While doing all of this I was still living in Boston, and faced the terrifying prospect of having my appointment at the Italian consulate there. The man who reviews the applications there is known to be a total stickler, and these are old documents from the early twentieth century–literally no names or dates match from one document to the next.

Vernasca, Italy

Vernasca, Italy

I guess luckily, the project fell to the back burner off and on for a few years while I moved to LA and settled into life here. By the time I was ready for an appointment, it made far more sense to go through the Los Angeles consulate. There was a six month wait time before I could get an appointment (I checked and it was eight months in Boston). So I waited and when the day finally came I went in sure I’d be rejected for all of the discrepancies, and walked out accepted and with instructions to mail in a signed affidavit that said the names and dates all related to the correct people. Easy!

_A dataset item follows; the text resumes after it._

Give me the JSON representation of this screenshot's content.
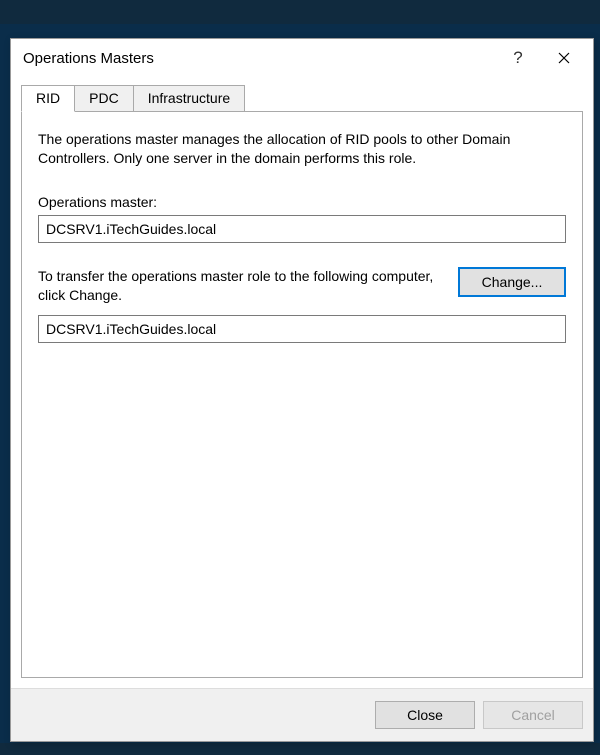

My appointment was in December of 2014, and I was told I’d probably have my passport by May, 2015. In May of 2015 I was told it would be another YEAR, and since then it seems like all progress has stopped. No one in Los Angeles has been recognized in a really, really long time. So that is discouraging. But I keep hope knowing my application is in. I’ve done all I can, now it’s just about being patient. My literal worst quality. Yay.